▶ **Work item**
For the word "JSON", tally the lines of the data that contain it and give the tally alone.
################
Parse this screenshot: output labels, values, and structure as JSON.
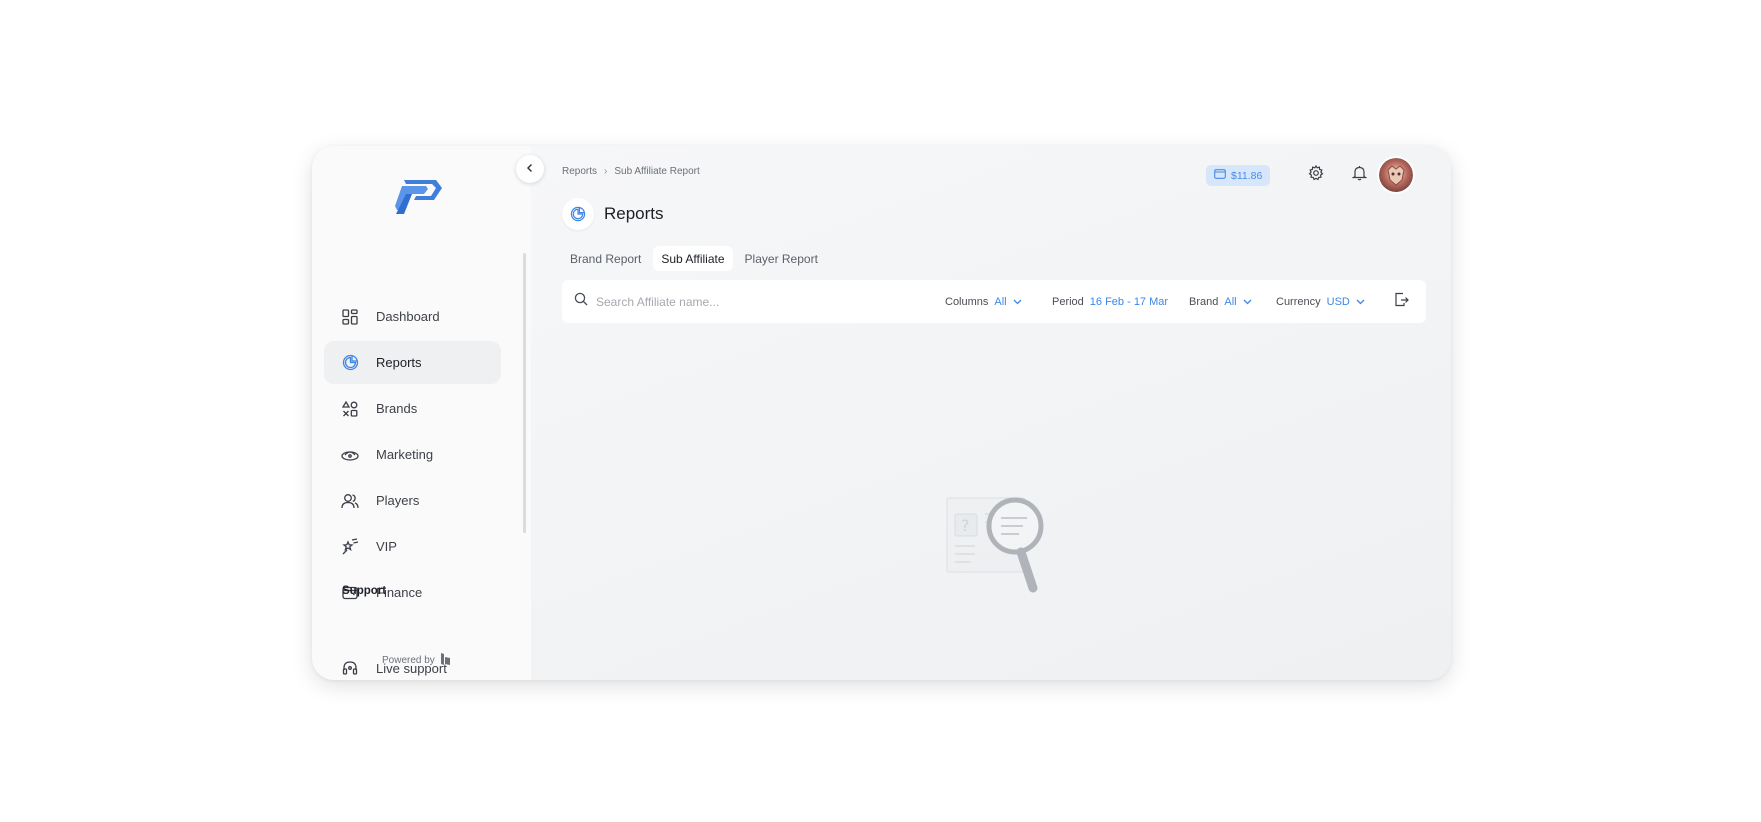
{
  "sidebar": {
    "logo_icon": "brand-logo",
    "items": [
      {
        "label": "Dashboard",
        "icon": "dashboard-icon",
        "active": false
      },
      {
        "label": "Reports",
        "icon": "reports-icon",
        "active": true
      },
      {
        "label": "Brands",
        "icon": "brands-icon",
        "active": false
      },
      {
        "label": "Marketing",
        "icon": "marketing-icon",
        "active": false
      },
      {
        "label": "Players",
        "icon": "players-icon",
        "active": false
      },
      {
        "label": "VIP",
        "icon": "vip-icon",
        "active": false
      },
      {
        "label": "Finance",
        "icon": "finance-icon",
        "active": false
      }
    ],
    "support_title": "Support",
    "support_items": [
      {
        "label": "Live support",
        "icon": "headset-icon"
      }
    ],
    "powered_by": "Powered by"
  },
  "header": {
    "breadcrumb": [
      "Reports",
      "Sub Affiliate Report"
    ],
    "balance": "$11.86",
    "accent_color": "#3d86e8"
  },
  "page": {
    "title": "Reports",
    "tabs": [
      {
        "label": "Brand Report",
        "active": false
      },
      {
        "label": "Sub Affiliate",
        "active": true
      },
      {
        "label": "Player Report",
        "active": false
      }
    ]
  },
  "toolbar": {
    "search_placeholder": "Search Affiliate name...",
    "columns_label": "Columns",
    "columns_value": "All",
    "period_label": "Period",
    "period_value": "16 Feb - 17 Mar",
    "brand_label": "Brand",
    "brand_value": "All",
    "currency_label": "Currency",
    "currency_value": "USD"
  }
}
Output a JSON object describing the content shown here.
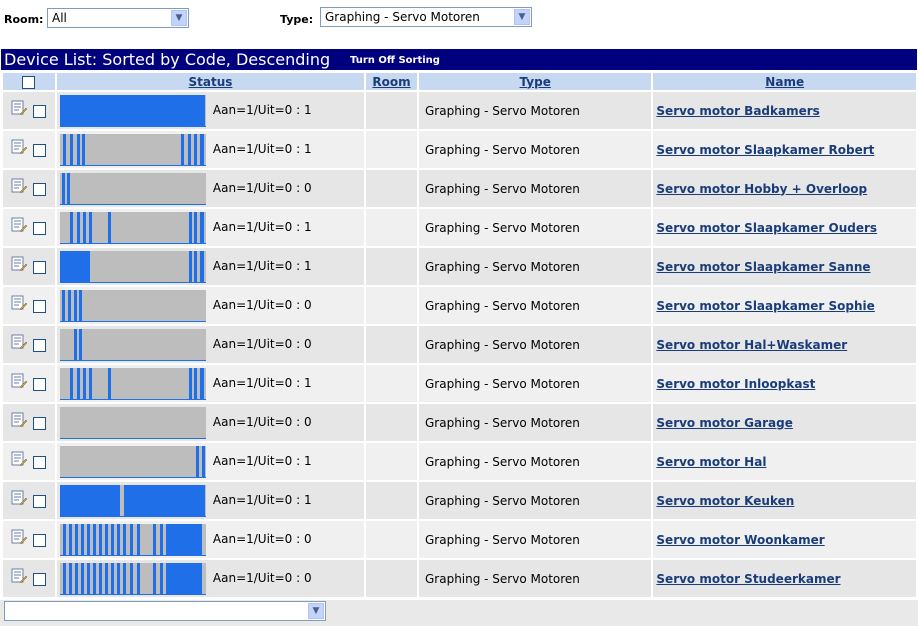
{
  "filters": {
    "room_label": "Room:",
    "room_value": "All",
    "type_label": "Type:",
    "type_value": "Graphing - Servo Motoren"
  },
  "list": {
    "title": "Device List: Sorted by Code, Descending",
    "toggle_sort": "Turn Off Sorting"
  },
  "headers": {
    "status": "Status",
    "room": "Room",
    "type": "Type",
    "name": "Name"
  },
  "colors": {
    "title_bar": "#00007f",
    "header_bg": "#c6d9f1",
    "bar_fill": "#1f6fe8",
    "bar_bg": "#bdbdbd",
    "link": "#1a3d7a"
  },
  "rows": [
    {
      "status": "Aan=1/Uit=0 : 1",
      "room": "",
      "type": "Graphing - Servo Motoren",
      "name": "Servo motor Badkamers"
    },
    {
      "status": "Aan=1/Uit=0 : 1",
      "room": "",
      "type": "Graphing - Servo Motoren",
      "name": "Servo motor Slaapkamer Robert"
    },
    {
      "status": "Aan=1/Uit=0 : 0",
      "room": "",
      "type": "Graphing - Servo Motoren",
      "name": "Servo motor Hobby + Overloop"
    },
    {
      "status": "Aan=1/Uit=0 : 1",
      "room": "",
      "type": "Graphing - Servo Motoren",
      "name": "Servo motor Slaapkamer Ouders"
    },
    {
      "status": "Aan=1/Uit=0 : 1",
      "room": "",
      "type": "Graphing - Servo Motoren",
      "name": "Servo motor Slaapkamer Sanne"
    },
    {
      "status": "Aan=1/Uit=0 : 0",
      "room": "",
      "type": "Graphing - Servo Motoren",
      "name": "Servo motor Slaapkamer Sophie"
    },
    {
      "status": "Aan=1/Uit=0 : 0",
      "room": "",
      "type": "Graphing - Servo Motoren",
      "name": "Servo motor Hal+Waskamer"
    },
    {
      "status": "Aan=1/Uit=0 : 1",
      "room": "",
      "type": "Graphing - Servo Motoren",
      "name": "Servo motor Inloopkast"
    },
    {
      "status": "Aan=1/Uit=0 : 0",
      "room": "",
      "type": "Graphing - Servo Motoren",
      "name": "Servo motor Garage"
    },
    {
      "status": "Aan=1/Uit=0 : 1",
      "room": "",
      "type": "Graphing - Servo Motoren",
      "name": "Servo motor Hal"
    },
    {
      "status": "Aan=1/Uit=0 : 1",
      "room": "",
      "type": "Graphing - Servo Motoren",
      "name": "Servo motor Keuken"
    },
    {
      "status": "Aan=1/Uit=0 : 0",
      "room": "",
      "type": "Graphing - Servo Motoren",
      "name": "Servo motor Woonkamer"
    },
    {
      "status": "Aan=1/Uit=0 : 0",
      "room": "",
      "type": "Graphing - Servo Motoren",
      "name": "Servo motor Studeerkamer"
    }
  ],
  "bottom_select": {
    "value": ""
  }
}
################
▶ **Output**
2